**Problem details:**
Could you copy out all the lines in the material below where the word "JSON" occurs?

**Supplied data:**
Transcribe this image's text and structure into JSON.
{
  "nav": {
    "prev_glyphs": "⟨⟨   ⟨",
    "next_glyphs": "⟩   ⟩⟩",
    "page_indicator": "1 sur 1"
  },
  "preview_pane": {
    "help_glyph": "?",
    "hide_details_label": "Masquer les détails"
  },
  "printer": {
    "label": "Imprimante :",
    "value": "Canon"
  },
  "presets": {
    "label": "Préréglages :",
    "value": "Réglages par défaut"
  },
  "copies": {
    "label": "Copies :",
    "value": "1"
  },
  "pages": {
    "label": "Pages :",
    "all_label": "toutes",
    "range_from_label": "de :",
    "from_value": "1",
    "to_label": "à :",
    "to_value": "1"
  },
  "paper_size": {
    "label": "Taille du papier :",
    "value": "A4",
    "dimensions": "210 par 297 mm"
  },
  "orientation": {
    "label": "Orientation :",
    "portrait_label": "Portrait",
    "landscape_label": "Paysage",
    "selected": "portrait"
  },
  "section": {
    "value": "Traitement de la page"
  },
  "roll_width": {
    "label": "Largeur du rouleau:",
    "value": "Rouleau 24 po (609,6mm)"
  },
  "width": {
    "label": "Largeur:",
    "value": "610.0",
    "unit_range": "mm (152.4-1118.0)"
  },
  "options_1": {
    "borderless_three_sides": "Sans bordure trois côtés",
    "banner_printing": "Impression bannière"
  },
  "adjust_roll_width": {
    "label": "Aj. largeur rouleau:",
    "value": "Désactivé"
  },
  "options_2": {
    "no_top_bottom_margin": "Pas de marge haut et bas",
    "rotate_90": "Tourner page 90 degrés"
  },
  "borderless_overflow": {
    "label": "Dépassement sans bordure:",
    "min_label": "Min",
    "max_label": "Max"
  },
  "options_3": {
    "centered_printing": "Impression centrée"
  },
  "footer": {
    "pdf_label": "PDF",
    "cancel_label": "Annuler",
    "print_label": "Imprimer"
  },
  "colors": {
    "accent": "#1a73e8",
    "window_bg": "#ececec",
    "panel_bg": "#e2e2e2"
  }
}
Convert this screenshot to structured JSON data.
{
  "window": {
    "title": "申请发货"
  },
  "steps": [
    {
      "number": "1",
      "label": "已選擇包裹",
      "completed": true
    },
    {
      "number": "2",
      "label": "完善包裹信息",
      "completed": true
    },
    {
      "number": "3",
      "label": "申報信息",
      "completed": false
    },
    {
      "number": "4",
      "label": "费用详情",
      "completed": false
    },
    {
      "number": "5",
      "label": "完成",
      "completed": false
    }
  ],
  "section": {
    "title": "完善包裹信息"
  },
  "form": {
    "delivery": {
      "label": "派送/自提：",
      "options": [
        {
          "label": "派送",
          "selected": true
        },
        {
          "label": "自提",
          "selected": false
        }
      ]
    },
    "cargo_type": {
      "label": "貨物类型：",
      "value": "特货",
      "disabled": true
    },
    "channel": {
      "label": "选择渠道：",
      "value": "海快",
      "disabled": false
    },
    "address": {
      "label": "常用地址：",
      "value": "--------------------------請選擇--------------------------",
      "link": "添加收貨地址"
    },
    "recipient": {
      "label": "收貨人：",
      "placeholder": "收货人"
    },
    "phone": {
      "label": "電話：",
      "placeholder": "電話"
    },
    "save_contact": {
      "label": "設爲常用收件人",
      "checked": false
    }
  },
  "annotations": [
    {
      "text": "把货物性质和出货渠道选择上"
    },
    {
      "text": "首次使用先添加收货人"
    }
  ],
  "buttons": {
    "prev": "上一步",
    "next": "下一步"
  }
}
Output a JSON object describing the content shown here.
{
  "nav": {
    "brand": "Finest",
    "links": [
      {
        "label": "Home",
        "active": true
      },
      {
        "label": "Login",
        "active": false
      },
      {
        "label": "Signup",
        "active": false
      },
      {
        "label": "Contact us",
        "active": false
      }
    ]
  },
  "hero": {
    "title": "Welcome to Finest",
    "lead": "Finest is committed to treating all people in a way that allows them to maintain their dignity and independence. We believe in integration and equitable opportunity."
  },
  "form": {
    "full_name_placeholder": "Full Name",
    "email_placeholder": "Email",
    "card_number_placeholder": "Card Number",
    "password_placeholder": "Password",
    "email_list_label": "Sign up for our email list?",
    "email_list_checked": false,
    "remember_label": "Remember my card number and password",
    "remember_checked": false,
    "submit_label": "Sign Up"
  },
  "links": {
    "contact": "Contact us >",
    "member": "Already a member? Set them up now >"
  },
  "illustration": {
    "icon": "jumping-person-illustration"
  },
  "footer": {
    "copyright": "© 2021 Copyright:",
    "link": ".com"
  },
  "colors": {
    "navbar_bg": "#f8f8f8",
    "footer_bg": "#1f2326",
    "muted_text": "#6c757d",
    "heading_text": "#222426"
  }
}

**Task output:**
Transcribe this image's text and structure into JSON.
Convert this screenshot to structured JSON data.
Output a JSON object describing the content shown here.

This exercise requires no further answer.